- [What you should do]: Your response must be made up of each line in the data below that contains the string "value".

(Website and app data records)
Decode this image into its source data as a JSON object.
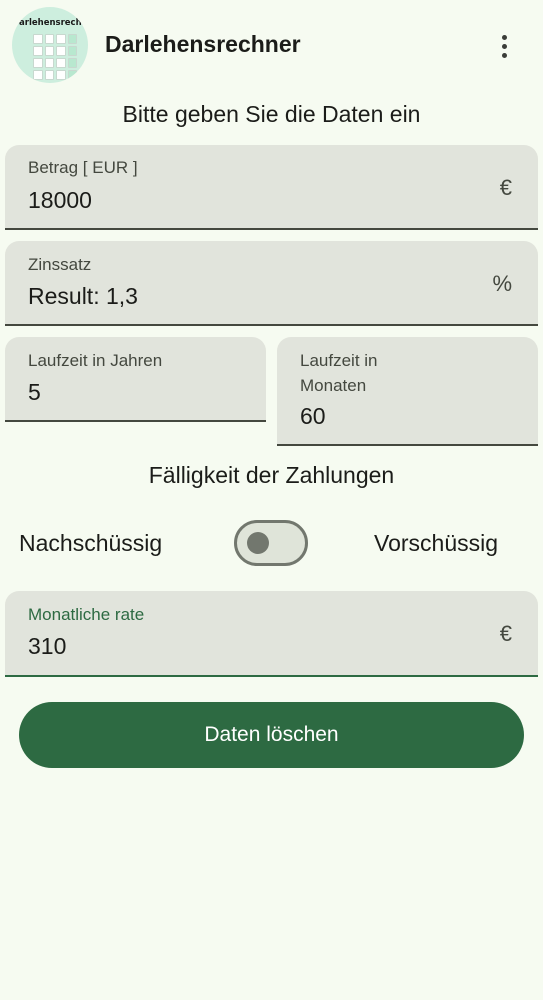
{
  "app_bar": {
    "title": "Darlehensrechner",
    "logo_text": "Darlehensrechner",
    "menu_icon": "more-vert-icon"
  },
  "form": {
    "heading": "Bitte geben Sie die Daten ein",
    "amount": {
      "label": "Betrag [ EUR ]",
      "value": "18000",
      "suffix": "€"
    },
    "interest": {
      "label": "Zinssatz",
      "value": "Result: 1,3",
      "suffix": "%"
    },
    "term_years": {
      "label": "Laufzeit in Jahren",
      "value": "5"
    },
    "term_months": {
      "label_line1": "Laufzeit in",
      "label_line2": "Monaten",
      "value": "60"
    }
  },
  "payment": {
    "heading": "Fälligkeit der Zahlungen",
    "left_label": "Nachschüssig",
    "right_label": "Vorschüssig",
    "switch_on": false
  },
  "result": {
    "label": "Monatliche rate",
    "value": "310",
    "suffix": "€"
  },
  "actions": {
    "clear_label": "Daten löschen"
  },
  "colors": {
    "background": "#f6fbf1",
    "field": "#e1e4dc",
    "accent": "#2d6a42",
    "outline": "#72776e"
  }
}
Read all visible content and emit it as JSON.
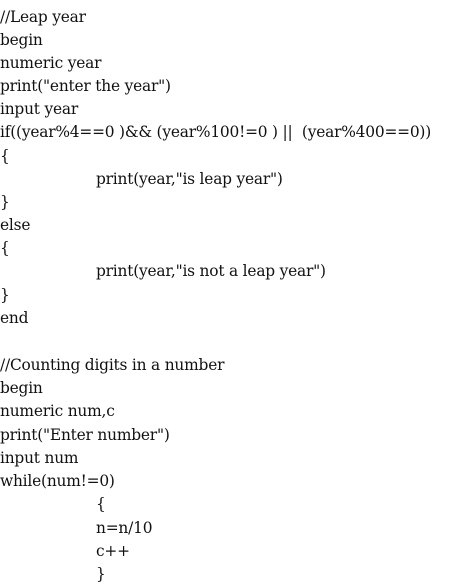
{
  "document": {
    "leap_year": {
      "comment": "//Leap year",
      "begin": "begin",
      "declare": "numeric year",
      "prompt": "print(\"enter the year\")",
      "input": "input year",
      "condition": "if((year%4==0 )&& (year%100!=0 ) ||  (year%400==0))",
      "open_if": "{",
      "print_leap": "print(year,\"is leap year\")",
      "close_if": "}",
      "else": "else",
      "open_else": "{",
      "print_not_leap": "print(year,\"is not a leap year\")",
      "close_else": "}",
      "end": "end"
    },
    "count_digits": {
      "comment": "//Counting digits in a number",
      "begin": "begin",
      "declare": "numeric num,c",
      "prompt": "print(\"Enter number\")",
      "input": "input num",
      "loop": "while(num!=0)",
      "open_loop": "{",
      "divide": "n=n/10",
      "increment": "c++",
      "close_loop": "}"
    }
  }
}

- [The completed task]:
      "value": "18000",
      "value": "Result: 1,3",
      "value": "5"
      "value": "60"
    "value": "310",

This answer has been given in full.